You said, "the simple fact that the murderous consequences of bin Laden have oppressed and killed particular human beings on behalf of whom we may not have the right to posit a Jesus washing their oppressor's feet." I just can't agree with you here. Your assumption seems to be that Jesus would not wash the feet of anyone who has oppressed or killed particular human beings. Is that correct? If so, Jesus would not wash the feet of any soldier in the American military who has killed another human. Would you go that far? If not, why not? If your basis for Jesus not washing bin Laden's feet is that he has oppressed and murdered other humans, how is that different than those who have killed others in war or are a part of a system that oppresses other people?
I definitely believe there is a fundamental "same-ness" in the cross and in foot-washing. Is your contention that Jesus would die for someone whose feet he would not wash? It seems contradictory to me to say that Jesus would die for someone but not serve them. Why not? The cross and foot-washing, in my mind, serve as paradigms for the way Christians should act in the world: always adopting a posture of humility, servanthood, and self-sacrifice. You have argued that I have "sentimentalized" the phrase "love your enemies" by suggesting Jesus would wash the feet of a murderer. I see just the opposite happening. On an abstract level you are willing to say Jesus would die for bin Laden, but yet, on a concrete level you are not willing to allow Jesus to wash his feet. To me, Jesus' feet-washing is what the cross looks like in every day life.
What difference would it make if they were dead? I get your point here, but I don't think it takes away from the truth of the painting. Even if they were dead, the painting is representing them as alive. It is a representation of what Jesus would be willing to do to a sick murderer. It is not an eschatological painting of Jesus washing their feet in the kingdom of God. It is not a statement about what will happen to these men and women on the day of judgment. It is a statement about the one who knew "that the Father had given all things into his hands," and yet was willing to get on his knees to wash the feet of 12 sinners, one of whom would betray Jesus himself. It is a statement about the willingness of Jesus to serve any person, regardless of the sinfulness of their life. Jesus does not condition his serving other people by whether or not they are repentant. Surely Jesus would hope for the conversion and repentance of both men from having perpetrated mass violence, but he does not wash their feet solely for that purpose. He washes people's feet because that is what it looks like for one human to love another human, and to recognize that even the most despicable murderer is created in the image of God.
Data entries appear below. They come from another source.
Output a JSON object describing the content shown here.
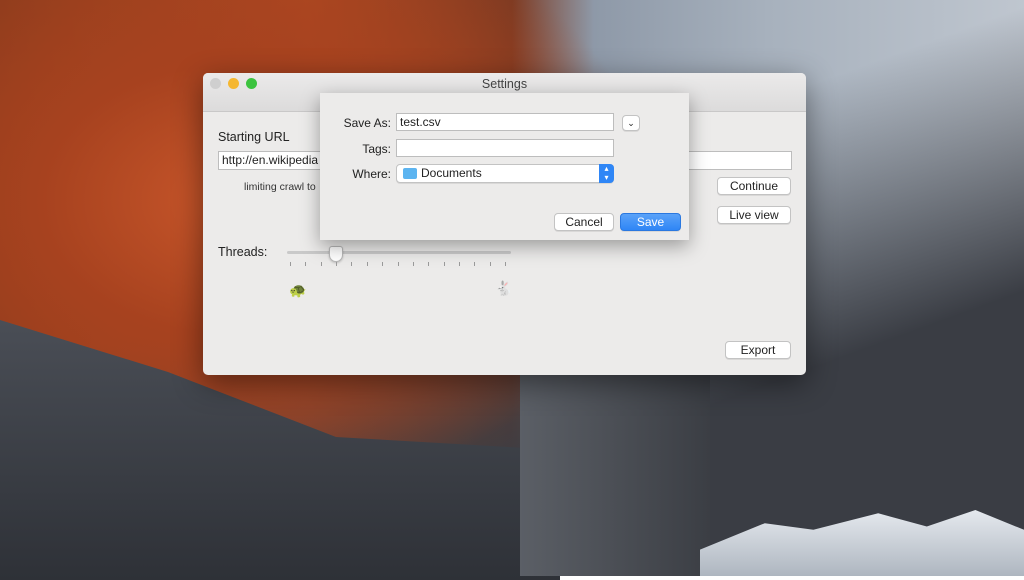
{
  "window": {
    "title": "Settings"
  },
  "main": {
    "starting_url_label": "Starting URL",
    "url_value": "http://en.wikipedia",
    "limit_text": "limiting crawl to",
    "continue_label": "Continue",
    "live_view_label": "Live view",
    "threads_label": "Threads:",
    "threads_slider": {
      "min": 1,
      "max": 15,
      "value": 4
    },
    "export_label": "Export"
  },
  "sheet": {
    "save_as_label": "Save As:",
    "save_as_value": "test.csv",
    "tags_label": "Tags:",
    "tags_value": "",
    "where_label": "Where:",
    "where_value": "Documents",
    "cancel_label": "Cancel",
    "save_label": "Save",
    "accent": "#2f86f6"
  }
}
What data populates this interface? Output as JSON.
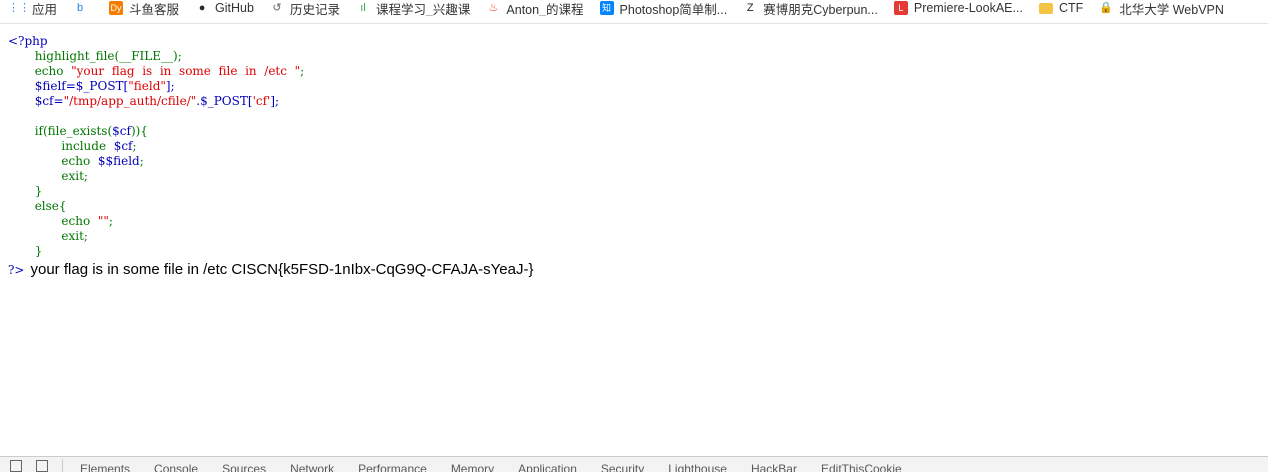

How is it that you draw such a fine distinction between the two? How can you assume that bin Laden is a hopeless case, while Bush is not? How can you assume one is callous, while the other might possibly change? God has hardened bin Laden's heart, but not Bush's? Surely God will judge them both and surely God knows their hearts, but how can you? To designate some as lost causes and others as reachable seems to me like you are playing God. There is no way you can know. All you can do is hope that the power of God is strong enough to overcome the hardness of any heart.
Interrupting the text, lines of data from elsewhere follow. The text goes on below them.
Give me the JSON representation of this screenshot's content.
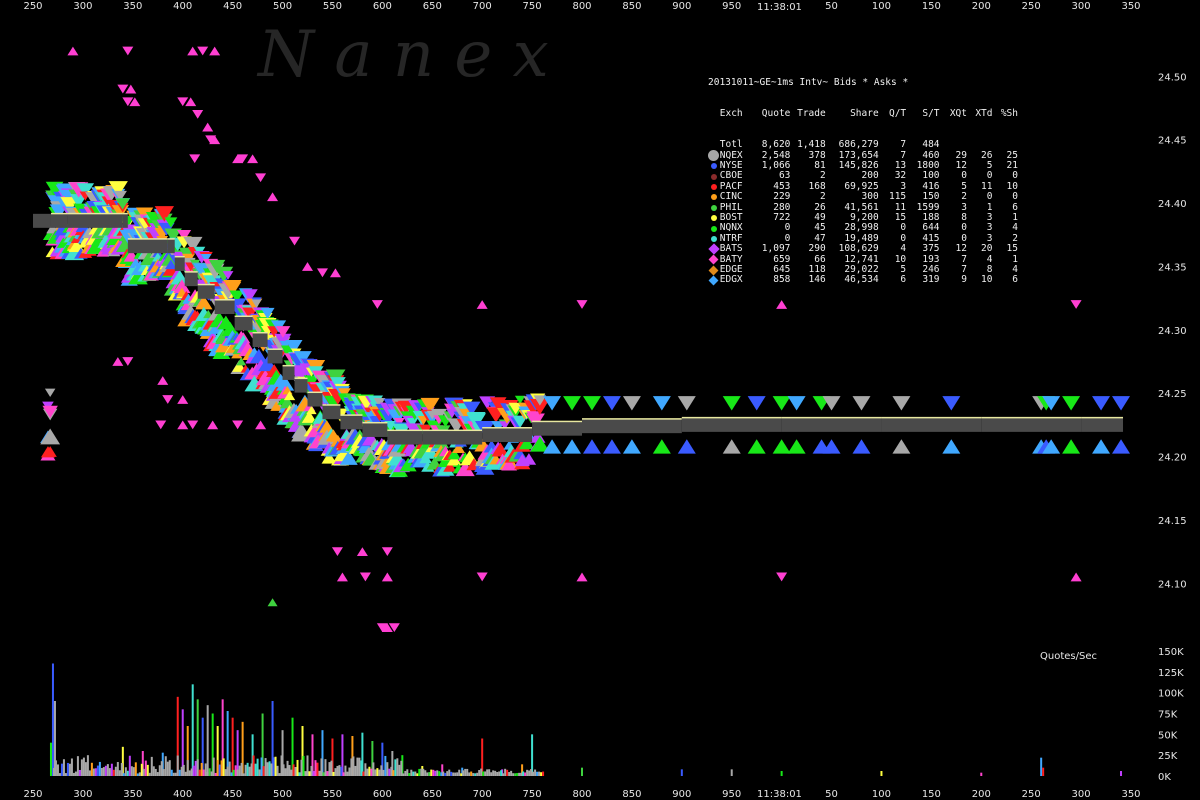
{
  "time_labels": {
    "top": "11:38:01",
    "bottom": "11:38:01"
  },
  "watermark": "N a n e x",
  "volume_label": "Quotes/Sec",
  "legend": {
    "title": "20131011~GE~1ms Intv~ Bids * Asks *",
    "columns": [
      "Exch",
      "Quote",
      "Trade",
      "Share",
      "Q/T",
      "S/T",
      "XQt",
      "XTd",
      "%Sh"
    ],
    "rows": [
      {
        "exch": "Totl",
        "quote": "8,620",
        "trade": "1,418",
        "share": "686,279",
        "qt": "7",
        "st": "484",
        "xqt": "",
        "xtd": "",
        "sh": "",
        "color": "",
        "marker": "none"
      },
      {
        "exch": "NQEX",
        "quote": "2,548",
        "trade": "378",
        "share": "173,654",
        "qt": "7",
        "st": "460",
        "xqt": "29",
        "xtd": "26",
        "sh": "25",
        "color": "#a8a8a8",
        "marker": "bigdot"
      },
      {
        "exch": "NYSE",
        "quote": "1,066",
        "trade": "81",
        "share": "145,826",
        "qt": "13",
        "st": "1800",
        "xqt": "12",
        "xtd": "5",
        "sh": "21",
        "color": "#3a5bff",
        "marker": "dot"
      },
      {
        "exch": "CBOE",
        "quote": "63",
        "trade": "2",
        "share": "200",
        "qt": "32",
        "st": "100",
        "xqt": "0",
        "xtd": "0",
        "sh": "0",
        "color": "#8a2b2b",
        "marker": "dot"
      },
      {
        "exch": "PACF",
        "quote": "453",
        "trade": "168",
        "share": "69,925",
        "qt": "3",
        "st": "416",
        "xqt": "5",
        "xtd": "11",
        "sh": "10",
        "color": "#ff2020",
        "marker": "dot"
      },
      {
        "exch": "CINC",
        "quote": "229",
        "trade": "2",
        "share": "300",
        "qt": "115",
        "st": "150",
        "xqt": "2",
        "xtd": "0",
        "sh": "0",
        "color": "#ff9f1a",
        "marker": "dot"
      },
      {
        "exch": "PHIL",
        "quote": "280",
        "trade": "26",
        "share": "41,561",
        "qt": "11",
        "st": "1599",
        "xqt": "3",
        "xtd": "1",
        "sh": "6",
        "color": "#3fd23f",
        "marker": "dot"
      },
      {
        "exch": "BOST",
        "quote": "722",
        "trade": "49",
        "share": "9,200",
        "qt": "15",
        "st": "188",
        "xqt": "8",
        "xtd": "3",
        "sh": "1",
        "color": "#ffff40",
        "marker": "dot"
      },
      {
        "exch": "NQNX",
        "quote": "0",
        "trade": "45",
        "share": "28,998",
        "qt": "0",
        "st": "644",
        "xqt": "0",
        "xtd": "3",
        "sh": "4",
        "color": "#18e818",
        "marker": "dot"
      },
      {
        "exch": "NTRF",
        "quote": "0",
        "trade": "47",
        "share": "19,489",
        "qt": "0",
        "st": "415",
        "xqt": "0",
        "xtd": "3",
        "sh": "2",
        "color": "#40e0d0",
        "marker": "dot"
      },
      {
        "exch": "BATS",
        "quote": "1,097",
        "trade": "290",
        "share": "108,629",
        "qt": "4",
        "st": "375",
        "xqt": "12",
        "xtd": "20",
        "sh": "15",
        "color": "#c040ff",
        "marker": "bigdia"
      },
      {
        "exch": "BATY",
        "quote": "659",
        "trade": "66",
        "share": "12,741",
        "qt": "10",
        "st": "193",
        "xqt": "7",
        "xtd": "4",
        "sh": "1",
        "color": "#ff44cc",
        "marker": "dia"
      },
      {
        "exch": "EDGE",
        "quote": "645",
        "trade": "118",
        "share": "29,022",
        "qt": "5",
        "st": "246",
        "xqt": "7",
        "xtd": "8",
        "sh": "4",
        "color": "#e08a1a",
        "marker": "dia"
      },
      {
        "exch": "EDGX",
        "quote": "858",
        "trade": "146",
        "share": "46,534",
        "qt": "6",
        "st": "319",
        "xqt": "9",
        "xtd": "10",
        "sh": "6",
        "color": "#40a8ff",
        "marker": "dia"
      }
    ]
  },
  "chart_data": {
    "type": "scatter",
    "x_ticks": [
      250,
      300,
      350,
      400,
      450,
      500,
      550,
      600,
      650,
      700,
      750,
      800,
      850,
      900,
      950,
      1000,
      1050,
      1100,
      1150,
      1200,
      1250,
      1300,
      1350
    ],
    "x_tick_labels": [
      "250",
      "300",
      "350",
      "400",
      "450",
      "500",
      "550",
      "600",
      "650",
      "700",
      "750",
      "800",
      "850",
      "900",
      "950",
      "",
      "50",
      "100",
      "150",
      "200",
      "250",
      "300",
      "350"
    ],
    "xlim": [
      250,
      1350
    ],
    "ylim": [
      24.045,
      24.55
    ],
    "y_ticks": [
      24.1,
      24.15,
      24.2,
      24.25,
      24.3,
      24.35,
      24.4,
      24.45,
      24.5
    ],
    "y_tick_labels": [
      "24.10",
      "24.15",
      "24.20",
      "24.25",
      "24.30",
      "24.35",
      "24.40",
      "24.45",
      "24.50"
    ],
    "volume_ylim": [
      0,
      150
    ],
    "volume_ticks": [
      0,
      25,
      50,
      75,
      100,
      125,
      150
    ],
    "volume_tick_labels": [
      "0K",
      "25K",
      "50K",
      "75K",
      "100K",
      "125K",
      "150K"
    ],
    "nbbo_path": [
      [
        268,
        24.386
      ],
      [
        285,
        24.386
      ],
      [
        340,
        24.386
      ],
      [
        345,
        24.366
      ],
      [
        385,
        24.366
      ],
      [
        392,
        24.352
      ],
      [
        402,
        24.34
      ],
      [
        415,
        24.33
      ],
      [
        432,
        24.318
      ],
      [
        452,
        24.305
      ],
      [
        470,
        24.292
      ],
      [
        485,
        24.279
      ],
      [
        500,
        24.266
      ],
      [
        512,
        24.256
      ],
      [
        525,
        24.245
      ],
      [
        540,
        24.235
      ],
      [
        558,
        24.227
      ],
      [
        580,
        24.221
      ],
      [
        605,
        24.215
      ],
      [
        640,
        24.215
      ],
      [
        700,
        24.217
      ],
      [
        750,
        24.222
      ],
      [
        800,
        24.224
      ],
      [
        900,
        24.225
      ],
      [
        1000,
        24.225
      ],
      [
        1100,
        24.225
      ],
      [
        1200,
        24.225
      ],
      [
        1300,
        24.225
      ],
      [
        1342,
        24.225
      ]
    ],
    "outer_bids": [
      [
        290,
        24.52
      ],
      [
        345,
        24.52
      ],
      [
        410,
        24.52
      ],
      [
        420,
        24.52
      ],
      [
        432,
        24.52
      ],
      [
        340,
        24.49
      ],
      [
        348,
        24.49
      ],
      [
        345,
        24.48
      ],
      [
        352,
        24.48
      ],
      [
        400,
        24.48
      ],
      [
        408,
        24.48
      ],
      [
        415,
        24.47
      ],
      [
        425,
        24.46
      ],
      [
        428,
        24.45
      ],
      [
        432,
        24.45
      ],
      [
        412,
        24.435
      ],
      [
        455,
        24.435
      ],
      [
        460,
        24.435
      ],
      [
        470,
        24.435
      ],
      [
        478,
        24.42
      ],
      [
        490,
        24.405
      ],
      [
        512,
        24.37
      ],
      [
        525,
        24.35
      ],
      [
        540,
        24.345
      ],
      [
        553,
        24.345
      ],
      [
        595,
        24.32
      ],
      [
        700,
        24.32
      ],
      [
        800,
        24.32
      ],
      [
        1000,
        24.32
      ],
      [
        1295,
        24.32
      ],
      [
        335,
        24.275
      ],
      [
        345,
        24.275
      ],
      [
        380,
        24.26
      ],
      [
        385,
        24.245
      ],
      [
        400,
        24.245
      ],
      [
        378,
        24.225
      ],
      [
        400,
        24.225
      ],
      [
        410,
        24.225
      ],
      [
        430,
        24.225
      ],
      [
        455,
        24.225
      ],
      [
        478,
        24.225
      ],
      [
        555,
        24.125
      ],
      [
        580,
        24.125
      ],
      [
        605,
        24.125
      ],
      [
        560,
        24.105
      ],
      [
        583,
        24.105
      ],
      [
        605,
        24.105
      ],
      [
        700,
        24.105
      ],
      [
        800,
        24.105
      ],
      [
        1000,
        24.105
      ],
      [
        1295,
        24.105
      ],
      [
        600,
        24.065
      ],
      [
        605,
        24.065
      ],
      [
        612,
        24.065
      ]
    ],
    "green_marker": [
      490,
      24.085
    ],
    "price_colors": [
      "#3a5bff",
      "#a8a8a8",
      "#18e818",
      "#ffff40",
      "#ff44cc",
      "#40a8ff",
      "#ff2020",
      "#c040ff",
      "#ff9f1a",
      "#40e0d0",
      "#3fd23f"
    ],
    "volume_bars": [
      [
        270,
        135
      ],
      [
        272,
        90
      ],
      [
        268,
        40
      ],
      [
        340,
        35
      ],
      [
        360,
        30
      ],
      [
        380,
        28
      ],
      [
        395,
        95
      ],
      [
        400,
        80
      ],
      [
        405,
        60
      ],
      [
        410,
        110
      ],
      [
        415,
        92
      ],
      [
        420,
        70
      ],
      [
        425,
        85
      ],
      [
        430,
        75
      ],
      [
        435,
        60
      ],
      [
        440,
        92
      ],
      [
        445,
        78
      ],
      [
        450,
        70
      ],
      [
        455,
        55
      ],
      [
        460,
        65
      ],
      [
        470,
        50
      ],
      [
        480,
        75
      ],
      [
        490,
        90
      ],
      [
        500,
        55
      ],
      [
        510,
        70
      ],
      [
        520,
        60
      ],
      [
        530,
        50
      ],
      [
        540,
        55
      ],
      [
        550,
        45
      ],
      [
        560,
        50
      ],
      [
        570,
        48
      ],
      [
        580,
        52
      ],
      [
        590,
        42
      ],
      [
        600,
        40
      ],
      [
        610,
        30
      ],
      [
        620,
        25
      ],
      [
        640,
        12
      ],
      [
        660,
        14
      ],
      [
        680,
        10
      ],
      [
        700,
        45
      ],
      [
        720,
        8
      ],
      [
        740,
        14
      ],
      [
        750,
        50
      ],
      [
        800,
        10
      ],
      [
        900,
        8
      ],
      [
        950,
        8
      ],
      [
        1000,
        6
      ],
      [
        1100,
        6
      ],
      [
        1200,
        4
      ],
      [
        1260,
        22
      ],
      [
        1262,
        10
      ],
      [
        1340,
        6
      ]
    ]
  }
}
How do we deal with evil posthumously? We leave the judgment of the living and the dead to God. It is not ours to decide. God will judge rightly and I believe we can trust him in that. But until Christ returns, we must go on loving others, even murderers, with the love shown by Jesus, manifested in the entirety of his life, including the cross and the washing of his disciples feet.
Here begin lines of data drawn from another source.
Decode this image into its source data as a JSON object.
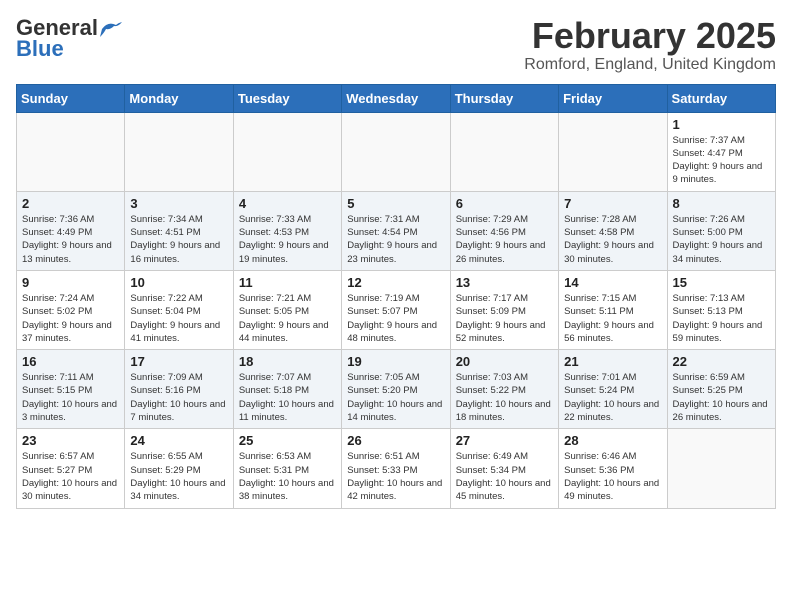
{
  "header": {
    "logo_general": "General",
    "logo_blue": "Blue",
    "month_title": "February 2025",
    "subtitle": "Romford, England, United Kingdom"
  },
  "weekdays": [
    "Sunday",
    "Monday",
    "Tuesday",
    "Wednesday",
    "Thursday",
    "Friday",
    "Saturday"
  ],
  "weeks": [
    [
      {
        "day": "",
        "info": ""
      },
      {
        "day": "",
        "info": ""
      },
      {
        "day": "",
        "info": ""
      },
      {
        "day": "",
        "info": ""
      },
      {
        "day": "",
        "info": ""
      },
      {
        "day": "",
        "info": ""
      },
      {
        "day": "1",
        "info": "Sunrise: 7:37 AM\nSunset: 4:47 PM\nDaylight: 9 hours and 9 minutes."
      }
    ],
    [
      {
        "day": "2",
        "info": "Sunrise: 7:36 AM\nSunset: 4:49 PM\nDaylight: 9 hours and 13 minutes."
      },
      {
        "day": "3",
        "info": "Sunrise: 7:34 AM\nSunset: 4:51 PM\nDaylight: 9 hours and 16 minutes."
      },
      {
        "day": "4",
        "info": "Sunrise: 7:33 AM\nSunset: 4:53 PM\nDaylight: 9 hours and 19 minutes."
      },
      {
        "day": "5",
        "info": "Sunrise: 7:31 AM\nSunset: 4:54 PM\nDaylight: 9 hours and 23 minutes."
      },
      {
        "day": "6",
        "info": "Sunrise: 7:29 AM\nSunset: 4:56 PM\nDaylight: 9 hours and 26 minutes."
      },
      {
        "day": "7",
        "info": "Sunrise: 7:28 AM\nSunset: 4:58 PM\nDaylight: 9 hours and 30 minutes."
      },
      {
        "day": "8",
        "info": "Sunrise: 7:26 AM\nSunset: 5:00 PM\nDaylight: 9 hours and 34 minutes."
      }
    ],
    [
      {
        "day": "9",
        "info": "Sunrise: 7:24 AM\nSunset: 5:02 PM\nDaylight: 9 hours and 37 minutes."
      },
      {
        "day": "10",
        "info": "Sunrise: 7:22 AM\nSunset: 5:04 PM\nDaylight: 9 hours and 41 minutes."
      },
      {
        "day": "11",
        "info": "Sunrise: 7:21 AM\nSunset: 5:05 PM\nDaylight: 9 hours and 44 minutes."
      },
      {
        "day": "12",
        "info": "Sunrise: 7:19 AM\nSunset: 5:07 PM\nDaylight: 9 hours and 48 minutes."
      },
      {
        "day": "13",
        "info": "Sunrise: 7:17 AM\nSunset: 5:09 PM\nDaylight: 9 hours and 52 minutes."
      },
      {
        "day": "14",
        "info": "Sunrise: 7:15 AM\nSunset: 5:11 PM\nDaylight: 9 hours and 56 minutes."
      },
      {
        "day": "15",
        "info": "Sunrise: 7:13 AM\nSunset: 5:13 PM\nDaylight: 9 hours and 59 minutes."
      }
    ],
    [
      {
        "day": "16",
        "info": "Sunrise: 7:11 AM\nSunset: 5:15 PM\nDaylight: 10 hours and 3 minutes."
      },
      {
        "day": "17",
        "info": "Sunrise: 7:09 AM\nSunset: 5:16 PM\nDaylight: 10 hours and 7 minutes."
      },
      {
        "day": "18",
        "info": "Sunrise: 7:07 AM\nSunset: 5:18 PM\nDaylight: 10 hours and 11 minutes."
      },
      {
        "day": "19",
        "info": "Sunrise: 7:05 AM\nSunset: 5:20 PM\nDaylight: 10 hours and 14 minutes."
      },
      {
        "day": "20",
        "info": "Sunrise: 7:03 AM\nSunset: 5:22 PM\nDaylight: 10 hours and 18 minutes."
      },
      {
        "day": "21",
        "info": "Sunrise: 7:01 AM\nSunset: 5:24 PM\nDaylight: 10 hours and 22 minutes."
      },
      {
        "day": "22",
        "info": "Sunrise: 6:59 AM\nSunset: 5:25 PM\nDaylight: 10 hours and 26 minutes."
      }
    ],
    [
      {
        "day": "23",
        "info": "Sunrise: 6:57 AM\nSunset: 5:27 PM\nDaylight: 10 hours and 30 minutes."
      },
      {
        "day": "24",
        "info": "Sunrise: 6:55 AM\nSunset: 5:29 PM\nDaylight: 10 hours and 34 minutes."
      },
      {
        "day": "25",
        "info": "Sunrise: 6:53 AM\nSunset: 5:31 PM\nDaylight: 10 hours and 38 minutes."
      },
      {
        "day": "26",
        "info": "Sunrise: 6:51 AM\nSunset: 5:33 PM\nDaylight: 10 hours and 42 minutes."
      },
      {
        "day": "27",
        "info": "Sunrise: 6:49 AM\nSunset: 5:34 PM\nDaylight: 10 hours and 45 minutes."
      },
      {
        "day": "28",
        "info": "Sunrise: 6:46 AM\nSunset: 5:36 PM\nDaylight: 10 hours and 49 minutes."
      },
      {
        "day": "",
        "info": ""
      }
    ]
  ]
}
Again, I have to emphasize, the poster is not a picture of God's judgment. It sounds like you want the picture to represent the entirety of who God was, and is, and is to come. It cannot do that and it does not try to do that. It is a picture of what God looked like when incarnated as the man Jesus. It is a picture of what Jesus' love looked like in action. It is a picture of what that same love would look like today. It is not a picture of the day of judgment. It does not give the whole story. It can't. It is one picture. It can't say everything.